[Data about app and page elements]
_ _ _

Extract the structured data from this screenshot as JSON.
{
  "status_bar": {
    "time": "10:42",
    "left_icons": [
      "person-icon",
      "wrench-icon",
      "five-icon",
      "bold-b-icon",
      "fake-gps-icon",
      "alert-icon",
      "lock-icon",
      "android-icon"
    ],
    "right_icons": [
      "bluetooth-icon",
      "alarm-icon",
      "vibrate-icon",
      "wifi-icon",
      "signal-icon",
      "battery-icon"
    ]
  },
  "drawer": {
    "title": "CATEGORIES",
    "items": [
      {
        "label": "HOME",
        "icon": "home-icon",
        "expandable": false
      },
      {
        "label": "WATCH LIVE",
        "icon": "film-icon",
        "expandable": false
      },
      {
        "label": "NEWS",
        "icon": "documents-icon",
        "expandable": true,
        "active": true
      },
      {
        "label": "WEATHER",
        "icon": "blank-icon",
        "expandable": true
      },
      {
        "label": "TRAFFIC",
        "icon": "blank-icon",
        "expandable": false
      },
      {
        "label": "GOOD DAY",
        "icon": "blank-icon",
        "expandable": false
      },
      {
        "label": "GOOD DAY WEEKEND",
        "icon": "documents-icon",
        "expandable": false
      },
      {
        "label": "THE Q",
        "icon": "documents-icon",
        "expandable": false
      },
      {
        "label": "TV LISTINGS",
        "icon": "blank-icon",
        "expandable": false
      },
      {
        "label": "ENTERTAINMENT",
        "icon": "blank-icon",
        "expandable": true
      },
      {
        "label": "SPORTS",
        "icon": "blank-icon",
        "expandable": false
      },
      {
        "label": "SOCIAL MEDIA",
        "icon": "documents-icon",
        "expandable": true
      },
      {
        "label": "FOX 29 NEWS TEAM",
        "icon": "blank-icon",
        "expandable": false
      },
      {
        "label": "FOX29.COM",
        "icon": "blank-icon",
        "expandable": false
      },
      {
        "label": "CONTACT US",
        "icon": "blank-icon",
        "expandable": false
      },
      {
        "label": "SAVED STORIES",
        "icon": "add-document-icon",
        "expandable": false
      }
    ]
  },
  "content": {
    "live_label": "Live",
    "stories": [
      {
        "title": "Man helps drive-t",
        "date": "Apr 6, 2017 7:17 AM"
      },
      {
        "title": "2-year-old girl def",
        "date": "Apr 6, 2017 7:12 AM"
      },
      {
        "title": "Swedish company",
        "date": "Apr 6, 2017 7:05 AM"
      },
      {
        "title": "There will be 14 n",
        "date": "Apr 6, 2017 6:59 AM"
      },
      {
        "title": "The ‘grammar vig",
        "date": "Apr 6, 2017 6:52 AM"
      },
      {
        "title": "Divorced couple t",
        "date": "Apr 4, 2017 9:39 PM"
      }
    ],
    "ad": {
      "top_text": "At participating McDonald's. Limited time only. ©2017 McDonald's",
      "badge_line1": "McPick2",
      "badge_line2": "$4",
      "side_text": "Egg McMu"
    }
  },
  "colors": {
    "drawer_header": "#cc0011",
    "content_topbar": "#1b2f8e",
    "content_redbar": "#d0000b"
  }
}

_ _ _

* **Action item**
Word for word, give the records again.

* **The answer**
Extract the structured data from this screenshot as JSON.
{
  "status_bar": {
    "time": "10:42",
    "left_icons": [
      "person-icon",
      "wrench-icon",
      "five-icon",
      "bold-b-icon",
      "fake-gps-icon",
      "alert-icon",
      "lock-icon",
      "android-icon"
    ],
    "right_icons": [
      "bluetooth-icon",
      "alarm-icon",
      "vibrate-icon",
      "wifi-icon",
      "signal-icon",
      "battery-icon"
    ]
  },
  "drawer": {
    "title": "CATEGORIES",
    "items": [
      {
        "label": "HOME",
        "icon": "home-icon",
        "expandable": false
      },
      {
        "label": "WATCH LIVE",
        "icon": "film-icon",
        "expandable": false
      },
      {
        "label": "NEWS",
        "icon": "documents-icon",
        "expandable": true,
        "active": true
      },
      {
        "label": "WEATHER",
        "icon": "blank-icon",
        "expandable": true
      },
      {
        "label": "TRAFFIC",
        "icon": "blank-icon",
        "expandable": false
      },
      {
        "label": "GOOD DAY",
        "icon": "blank-icon",
        "expandable": false
      },
      {
        "label": "GOOD DAY WEEKEND",
        "icon": "documents-icon",
        "expandable": false
      },
      {
        "label": "THE Q",
        "icon": "documents-icon",
        "expandable": false
      },
      {
        "label": "TV LISTINGS",
        "icon": "blank-icon",
        "expandable": false
      },
      {
        "label": "ENTERTAINMENT",
        "icon": "blank-icon",
        "expandable": true
      },
      {
        "label": "SPORTS",
        "icon": "blank-icon",
        "expandable": false
      },
      {
        "label": "SOCIAL MEDIA",
        "icon": "documents-icon",
        "expandable": true
      },
      {
        "label": "FOX 29 NEWS TEAM",
        "icon": "blank-icon",
        "expandable": false
      },
      {
        "label": "FOX29.COM",
        "icon": "blank-icon",
        "expandable": false
      },
      {
        "label": "CONTACT US",
        "icon": "blank-icon",
        "expandable": false
      },
      {
        "label": "SAVED STORIES",
        "icon": "add-document-icon",
        "expandable": false
      }
    ]
  },
  "content": {
    "live_label": "Live",
    "stories": [
      {
        "title": "Man helps drive-t",
        "date": "Apr 6, 2017 7:17 AM"
      },
      {
        "title": "2-year-old girl def",
        "date": "Apr 6, 2017 7:12 AM"
      },
      {
        "title": "Swedish company",
        "date": "Apr 6, 2017 7:05 AM"
      },
      {
        "title": "There will be 14 n",
        "date": "Apr 6, 2017 6:59 AM"
      },
      {
        "title": "The ‘grammar vig",
        "date": "Apr 6, 2017 6:52 AM"
      },
      {
        "title": "Divorced couple t",
        "date": "Apr 4, 2017 9:39 PM"
      }
    ],
    "ad": {
      "top_text": "At participating McDonald's. Limited time only. ©2017 McDonald's",
      "badge_line1": "McPick2",
      "badge_line2": "$4",
      "side_text": "Egg McMu"
    }
  },
  "colors": {
    "drawer_header": "#cc0011",
    "content_topbar": "#1b2f8e",
    "content_redbar": "#d0000b"
  }
}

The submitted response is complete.